Author: Sandra Kilhof
2 Sep 2014
The Swiss economy stalled in the second quarter of this year as stagnating growth in the euro area hurt exports and sent growth plummeting, much to the surprise of industry analysts.
Swiss GDP stagnated in the three months from June, despite expanding 0.5 percent in the previous quarter, the State Secretariat for Economic Affairs said in a statement. The data is the weakest quarterly reading in two years for the Swiss economy.
Switzerland has outperformed eurozone economies in recent years thanks to the Swiss National Bank’s three-year-old cap on the franc. The limit was imposed in September 2011 to ward off deflation and a recession after investors anxious about the sovereign debt crisis pushed the franc nearly to parity with the euro.
[T]he conflict between Russia and Ukraine has strained growth, which the cap could not prevent
However, the conflict between Russia and Ukraine has strained growth, which the cap could not prevent. Nevertheless, SNB President Thomas Jordan reaffirmed the ceiling’s importance in warding off economic risks.

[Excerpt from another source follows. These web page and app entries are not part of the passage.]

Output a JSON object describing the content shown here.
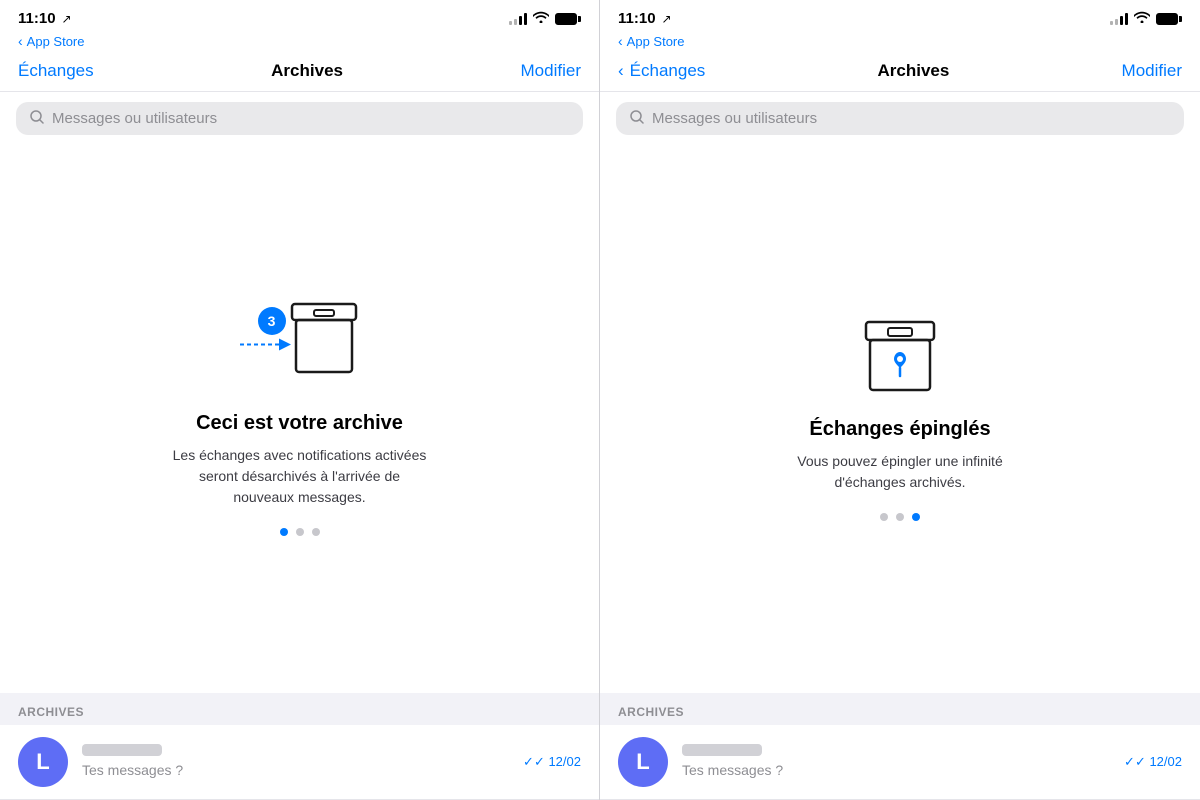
{
  "panel1": {
    "statusBar": {
      "time": "11:10",
      "arrow": "↗",
      "appStore": "App Store"
    },
    "nav": {
      "back": "Échanges",
      "title": "Archives",
      "action": "Modifier"
    },
    "search": {
      "placeholder": "Messages ou utilisateurs"
    },
    "carousel": {
      "title": "Ceci est votre archive",
      "description": "Les échanges avec notifications activées seront désarchivés à l'arrivée de nouveaux messages.",
      "badge": "3",
      "dots": [
        true,
        false,
        false
      ]
    },
    "sectionTitle": "ARCHIVES",
    "listItem": {
      "avatarLetter": "L",
      "preview": "Tes messages ?",
      "date": "12/02"
    }
  },
  "panel2": {
    "statusBar": {
      "time": "11:10",
      "arrow": "↗",
      "appStore": "App Store"
    },
    "nav": {
      "back": "Échanges",
      "title": "Archives",
      "action": "Modifier"
    },
    "search": {
      "placeholder": "Messages ou utilisateurs"
    },
    "carousel": {
      "title": "Échanges épinglés",
      "description": "Vous pouvez épingler une infinité d'échanges archivés.",
      "dots": [
        false,
        false,
        true
      ]
    },
    "sectionTitle": "ARCHIVES",
    "listItem": {
      "avatarLetter": "L",
      "preview": "Tes messages ?",
      "date": "12/02"
    }
  },
  "colors": {
    "blue": "#007AFF",
    "avatarBg": "#6e7ef5"
  }
}
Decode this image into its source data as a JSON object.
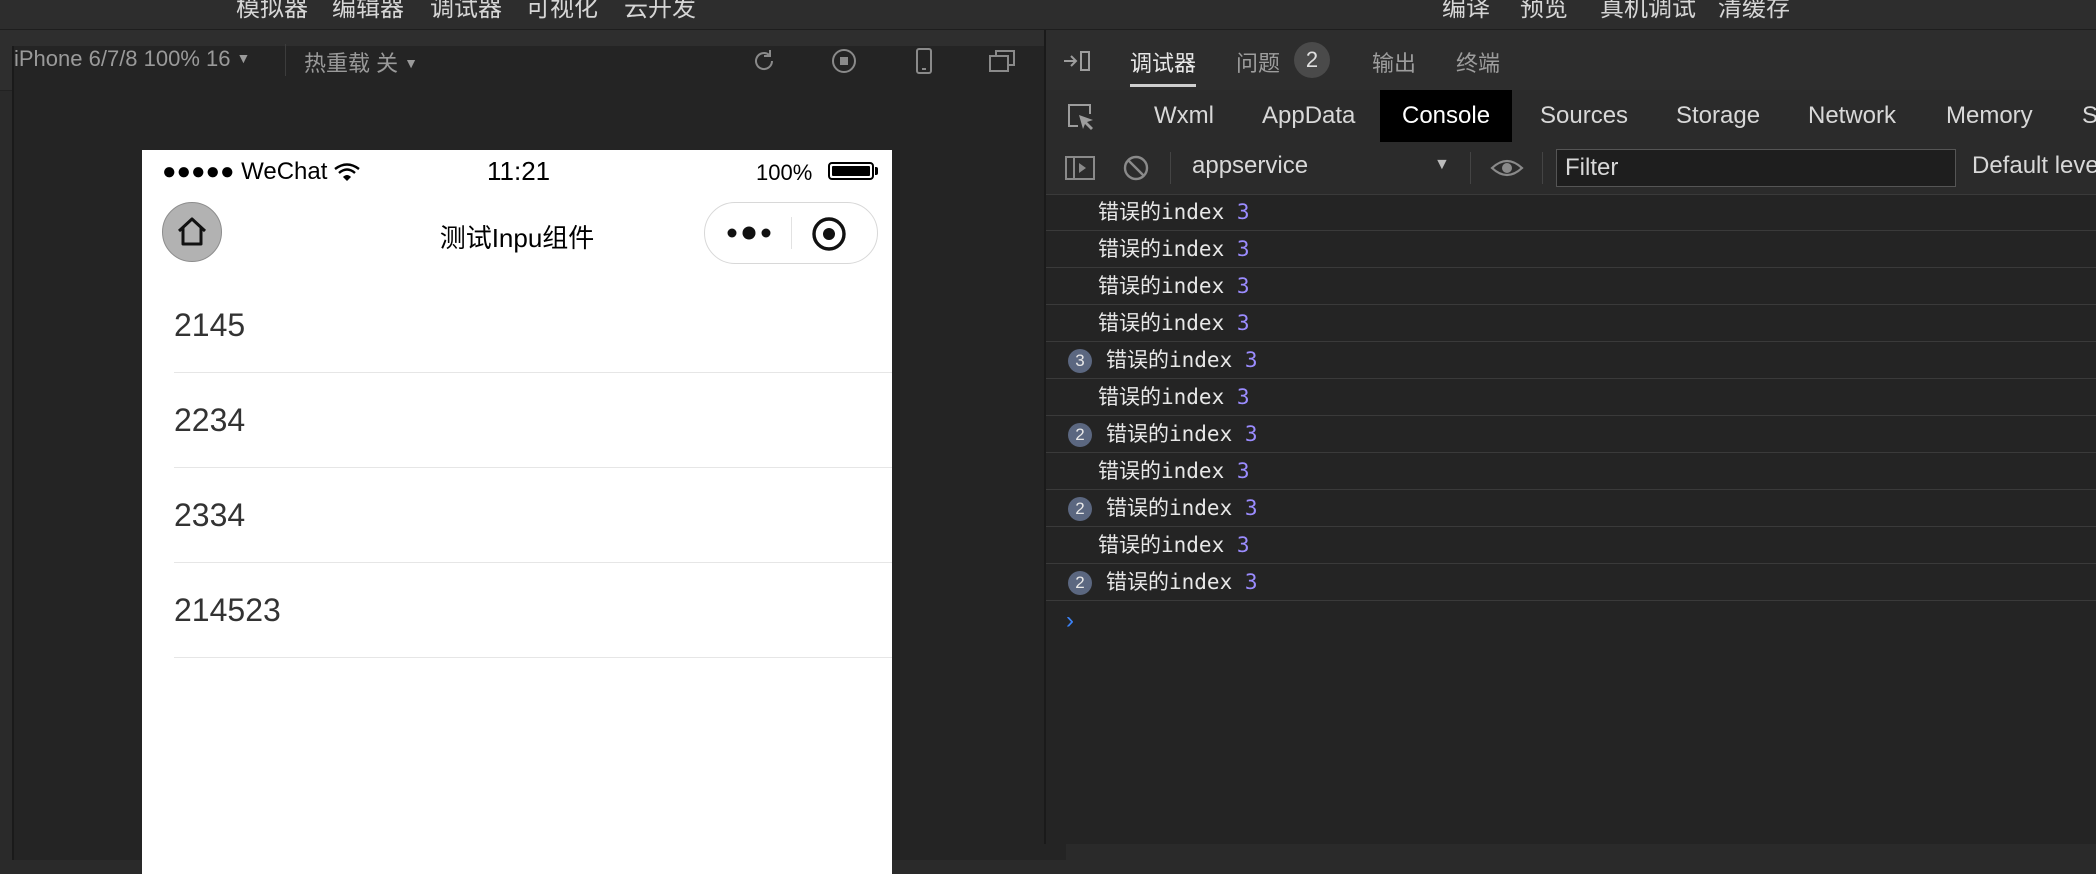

“At the moment, given a worsening of the environment, the key remains the minimum exchange rate,” he told reporters in Switzerland following the publication of the economic data. “Should geopolitical conflicts worsen, the impact on the economy would likely be stronger than anticipated.”
Trade was a particular drag on growth as imports increased compared to exports, while consumption rose just 0.2 percent from a quarter earlier, according to SECO. What’s more, investments in construction declined 0.7 percent.
The disappointing Swiss data comes shortly after neighbouring Germany announced its economy contracted in the second quarter, while France stagnated and Italy succumbed to its third recession since 2008. With Russian sanctions looming, outlook for the eurozone is worsening and given weak post-crisis recovery, European growth is unlikely to improve.
However, given Switzerland’s neutrality, the country will be less impacted by Russian sanctions than other European economies. As such, the SNB forecasts growth of two percent for this year, despite recent stagnation.